The message arrived late last Thursday afternoon. I could no longer work once I read it.
The man whom I and hundreds of other Wheaton alumni called Jimma was gone. I lost a father once before, and in the fresh grief that clouds my vision I know that pain again.
In the May edition of Good Housekeeping, author Anne Lamott writes movingly of her “other mothers” – the women who nurtured her, raised her, believed in her. I had not thought of Dr. M. James Young, “Jimma” to his theater students, as my other father, but then what was he? Teacher, coach, director?
If you want to impact a life, become a teacher. Yet not all teachers’ influence extends so far beyond the classroom.
I met the remarkable man we called Jimma in the fall of 1972 when he arrived on Wheaton College’s campus as an adjunct professor of theater. 40 years later when the news of his passing washed up against the scattered shores of his former students, tributes flooded the internet.
But even a tsunami of words cannot capture the spirit of an old soul like Jim whose life was a metaphor for his surname.
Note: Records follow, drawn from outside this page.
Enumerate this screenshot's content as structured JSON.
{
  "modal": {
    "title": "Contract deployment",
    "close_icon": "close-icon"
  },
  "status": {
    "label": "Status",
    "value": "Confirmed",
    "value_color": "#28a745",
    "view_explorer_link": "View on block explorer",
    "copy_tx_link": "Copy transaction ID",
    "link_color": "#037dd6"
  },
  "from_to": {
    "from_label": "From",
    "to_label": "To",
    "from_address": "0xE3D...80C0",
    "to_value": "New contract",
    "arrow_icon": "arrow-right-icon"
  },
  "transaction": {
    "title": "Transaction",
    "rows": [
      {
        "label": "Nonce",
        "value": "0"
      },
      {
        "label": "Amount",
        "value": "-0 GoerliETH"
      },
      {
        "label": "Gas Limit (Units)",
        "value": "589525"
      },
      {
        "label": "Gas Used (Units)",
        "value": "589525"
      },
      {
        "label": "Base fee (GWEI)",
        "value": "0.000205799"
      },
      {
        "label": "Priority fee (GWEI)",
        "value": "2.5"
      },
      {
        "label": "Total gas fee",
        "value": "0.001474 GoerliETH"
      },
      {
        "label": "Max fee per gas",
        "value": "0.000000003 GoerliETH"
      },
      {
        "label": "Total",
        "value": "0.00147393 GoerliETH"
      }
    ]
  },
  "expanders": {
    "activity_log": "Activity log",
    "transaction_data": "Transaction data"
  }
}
His body aged; never his spirit. My classmate Bonnie, writing on the web last week in a manner reminiscent of the famed Charlotte, declared Jimma to be ‘singular’ and ‘peerless’ . That he was.
What is it about the death of this educator that has caused waves of grief to rock the internet? Classmates who have not been in touch for years have reached for each other’s hearts across the miles, offering personal memories as gifts like siblings remembering a shared father. What can those of us who long to outlive our own lives learn from Jimma’s example?
1). He knew us. He loved us. He named us.
Jimma gave all of us a unique nickname. Mine was ‘Mahdia’ – some derivation of my childhood name Marji. I found a Facebook thread with nearly 50 comments from classmates reminding one another of the names they were given.
“And I will give to each one a white stone, and on the stone will be engraved a new name
that no one understands except the one who receives it.” Rev. 2:7
In 1991, I returned to Wheaton from Cape Cod for a surprise 65th birthday party given in Jimma’s honor by alumni. I had been gone 16 years by then and hundreds of other students had filled his drama workout circles. As former students waited their turn to greet him, I was astonished to hear Jimma inquire about their spouses and children by name. When it was my turn for a hug, he didn’t miss a beat. “How is Mike?” he inquired eagerly. “And Adam, Amber and Jordan?”
Later in their home, I asked Jim’s wife June how her husband could possibly remember not only hundreds of his former students but also their families.
June looked surprised. “He prays for you all,” she said simply.
(2) He discussed us with God.
Jim and June lived a mile and a half from Wheaton’s campus. Fair or foul, he walked to school, and as he did he talked to God about his kids: Steve and Mitch and their families as well as his tribe of students, past and present. He never stopped reminding his Father of our needs.
“God knows how often I pray for you. Day and night I bring you and your needs in prayer to God.” Romans 1:9
In 1989, our youngest son Jordan – a tiny toddler of two – was admitted to Boston Children’s Hospital for life-saving surgery. Those were pre- cell phone days. It was nearly impossible for anyone to reach us where Mike and I were anxiously waiting. But someone did.
A beckoning hand from a nurse. A call to the payphone on the wall. A familiar voice.
“June and I are praying for Jordan and we couldn’t wait to hear…how is he?”
(3) He believed in us when we didn’t believe in ourselves.
I auditioned for the drama Workout Group – a prerequisite for being cast in productions at Wheaton – and was thrilled and terrified when I was accepted into the group.
But Jimma knew of my fears. I didn’t feel I had what it took to be an actor. I was too introverted, too conventional. My classmates were colorful and my personality paled in comparison. They were chocolate, pistachio, tutti-frutti. I was vanilla.
Somehow he never expected me to be anything other than who I was, yet he pushed me to become more than I ever thought I could be. Years after graduation, when I was doing summer stock, Jimma came to New England to direct a musical in which I had already been cast. He made me work harder at finding the truth in my character than I ever had in college. He rebuked me when I deserved it. He accepted me for exactly who I was.
“Therefore, my dear children, stay true to the Lord. I love you and long to see you… for you are my joy and the crown I receive for my work.” Philippians 4:1
As I pen this late-night post I am wearing a silver St. Genesius medal he gave me when I graduated. Each senior received one, and Jim’s parting gifts have gone all over the world. Photos are popping up on Facebook of medals around the necks of kids who are now nearly 60.
One of Jimma’s kids spoke for all of us when he posted: “How lucky we are that someone so holy, human, and loving, so disciplining, real, and truthful, so candid and supportive was a part of our lives. We were all special to him. That love changed the trajectory of our lives.”
Do you want to outlive your life as he has?
You don’t have to be a parent, teacher or coach.
Find younger people and get to know them. Love them. Name them.
Discuss them with God.
And never stop believing in them when they surely don’t believe in themselves.